CLEVELAND -- The smoke cleared from the Opryland Hotel room long ago, but the impact of the trade made between the Indians and Padres nearly three decades ago can still be seen at Progressive Field. During Tribe games these days, Sandy Alomar Jr. takes up residence in the first-base coach's
CLEVELAND -- The smoke cleared from the Opryland Hotel room long ago, but the impact of the trade made between the Indians and Padres nearly three decades ago can still be seen at Progressive Field. During Tribe games these days, Sandy Alomar Jr. takes up residence in the first-base coach's box.
Alomar was the signature piece in the 1989 deal that made for arguably the most memorable Winter Meetings in team annals, and serves as one of the most important moments in club history. The franchise-defining trade that shipped slugger Joe Carter to the Padres also reeled in Carlos Baerga, and provided Cleveland with two critical bricks for the foundation of its incredible '90s teams.
"The trade for Sandy and Carlos really jump-started the organization," John Hart, then a special assignment scout for the Tribe, said when he was inducted into the Indians' Hall of Fame alongside Baerga four years ago.
Hart went on to become the general manager of the Indians from 1991-2001, but he worked under former Indians GM Hank Peters when the Winter Meetings were held at the Opryland Hotel in Nashville, Tenn., in '89. As the story goes, by the time Hart knocked on Jim Turner's door, a heavy cloud of cigarette and cigar smoke filled the room being used by Carter's agent.
Turner and Jack McKeon -- San Diego's manager and GM, respectively, at the time -- were deep into negotiations on a contract extension for Carter. That step needed to get done in order to bring this trade to fruition, and there was only a 24-hour window in which to complete that aspect of the agreement.
"Ultimately they got the deal done," Hart said.
As for the players involved, the Padres were willing to discuss Benito Santiago or Alomar, and Cleveland pushed for the latter. For the second piece, Hart was insistent about a young infielder named Baerga. San Diego was reluctant and offered the names of outfielders Thomas Howard and Jerald Clark.
"Baerga was the guy that held up the deal," Hart said. "Baerga was a guy that we wanted. Didn't look like it was going to get done.

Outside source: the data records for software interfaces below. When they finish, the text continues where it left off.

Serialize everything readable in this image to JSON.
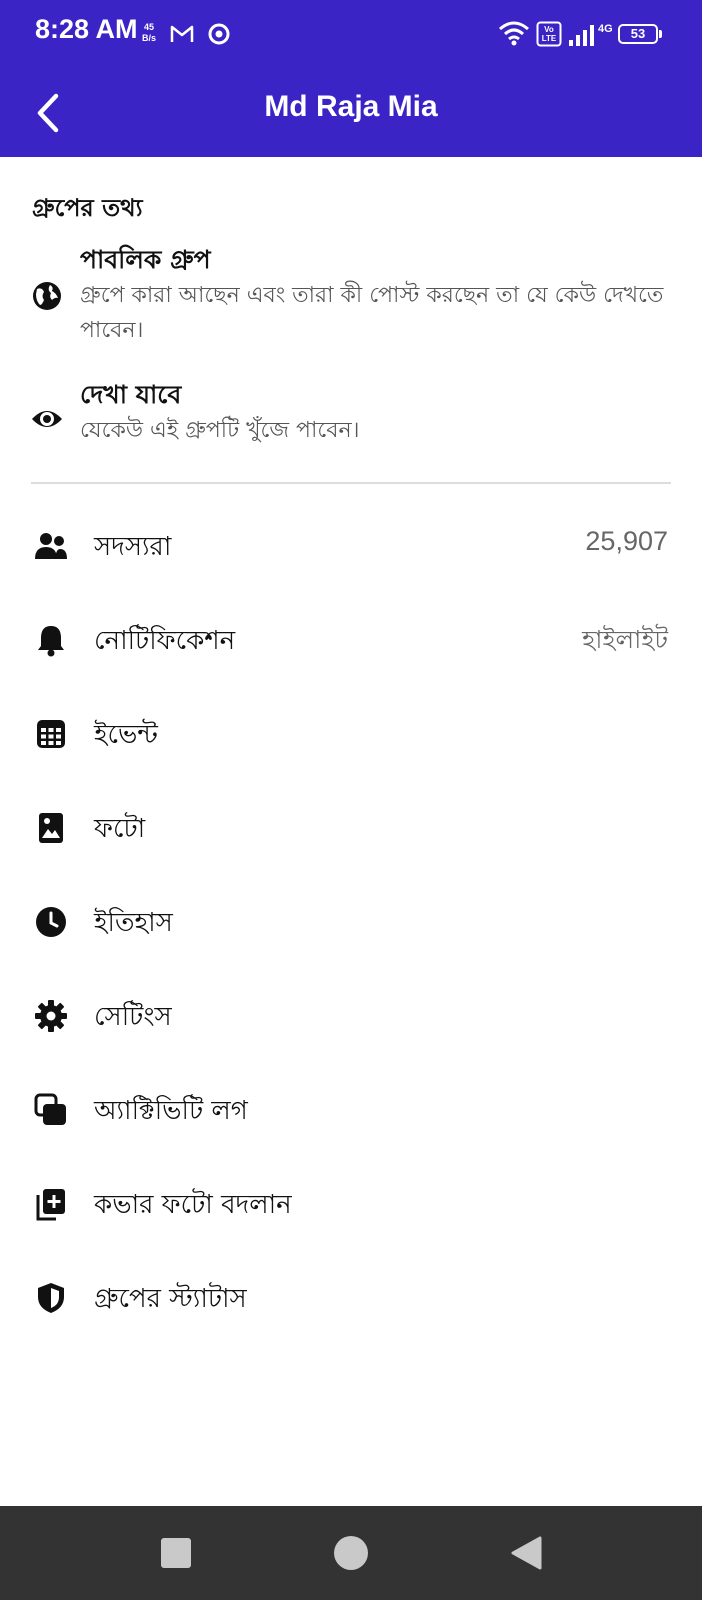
{
  "status_bar": {
    "time": "8:28 AM",
    "net_speed_value": "45",
    "net_speed_unit": "B/s",
    "battery": "53",
    "icons": [
      "gmail-icon",
      "chrome-icon",
      "wifi-icon",
      "volte-icon",
      "signal-icon",
      "4g-icon",
      "battery-icon"
    ]
  },
  "header": {
    "title": "Md Raja Mia",
    "back_icon": "chevron-left-icon"
  },
  "group_info": {
    "heading": "গ্রুপের তথ্য",
    "items": [
      {
        "icon": "globe-icon",
        "title": "পাবলিক গ্রুপ",
        "description": "গ্রুপে কারা আছেন এবং তারা কী পোস্ট করছেন তা যে কেউ দেখতে পাবেন।"
      },
      {
        "icon": "eye-icon",
        "title": "দেখা যাবে",
        "description": "যেকেউ এই গ্রুপটি খুঁজে পাবেন।"
      }
    ]
  },
  "menu": {
    "items": [
      {
        "icon": "members-icon",
        "label": "সদস্যরা",
        "value": "25,907"
      },
      {
        "icon": "bell-icon",
        "label": "নোটিফিকেশন",
        "value": "হাইলাইট"
      },
      {
        "icon": "calendar-icon",
        "label": "ইভেন্ট"
      },
      {
        "icon": "photo-icon",
        "label": "ফটো"
      },
      {
        "icon": "clock-icon",
        "label": "ইতিহাস"
      },
      {
        "icon": "gear-icon",
        "label": "সেটিংস"
      },
      {
        "icon": "activity-log-icon",
        "label": "অ্যাক্টিভিটি লগ"
      },
      {
        "icon": "add-photo-icon",
        "label": "কভার ফটো বদলান"
      },
      {
        "icon": "shield-icon",
        "label": "গ্রুপের স্ট্যাটাস"
      }
    ]
  },
  "nav": {
    "buttons": [
      "recents-square-icon",
      "home-circle-icon",
      "back-triangle-icon"
    ]
  },
  "colors": {
    "header_bg": "#3a24c6",
    "nav_bg": "#333333",
    "text_secondary": "#555555",
    "divider": "#dddddd"
  }
}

Jack finally relented."
And, with that, the Tribe's 1990s renaissance was set into motion.
During the 1990 campaign, Alomar won the American League Rookie of the Year Award in his first of 11 seasons with the Indians, as part of a 20-year Major League career. Alomar went on to be a six-time All-Star, Gold Glove Award winner and the MVP of the '97 All-Star Game in Cleveland. For the past eight seasons, Alomar has served as either a first-base coach or bench coach for the Indians' staff.
Baerga broke into the big leagues in 1990 as a 21-year-old utility player, but went on to be a key cog at second base for Cleveland. He was a three-time All-Star and two-time Silver Slugger Award winner in his eight years with the Indians, who reached the World Series in '95 with Baerga in the fold.
The Indians' strike-shortened 1994 campaign snapped a string of seven consecutive losing seasons, and the club went on to win the AL Central crown each year from '95-99 and AL pennants in '95 and '97. Baerga was part of the teams that got that momentum going, and Alomar remained a fixture through the 2000 season.
Carter also went on to be a cornerstone player for run of postseason appearances, but did so for the Blue Jays, not the Padres. He spent just that 1990 season in San Diego before being dealt to Toronto -- with Roberto Alomar -- for Tony Fernandez and Fred McGriff. Toronto went on to win back-to-back World Series titles in '92-93, with Carter belting his famous walk-off homer to defeat the Phillies in Game 6 of the '93 Fall Classic.
That defining moment for the Blue Jays, and the success experienced in Cleveland in the 1990s, can be traced back to that smoke-filled room in Nashville.
"It was Alomar all the way. We made that clear," Hart said of the negotiations. "Baerga was really the holding point. The young player that we were going to add to Sandy was critical. I went out to see them at Las Vegas and Baerga just stood out. He was the guy we held out for. We just weren't going to make the deal without Baerga."
Jordan Bastian has covered the Indians for MLB.com since 2011, and previously covered the Blue Jays from 2006-10. Read his blog, Major League Bastian, follow him on Twitter @MLBastian and Facebook.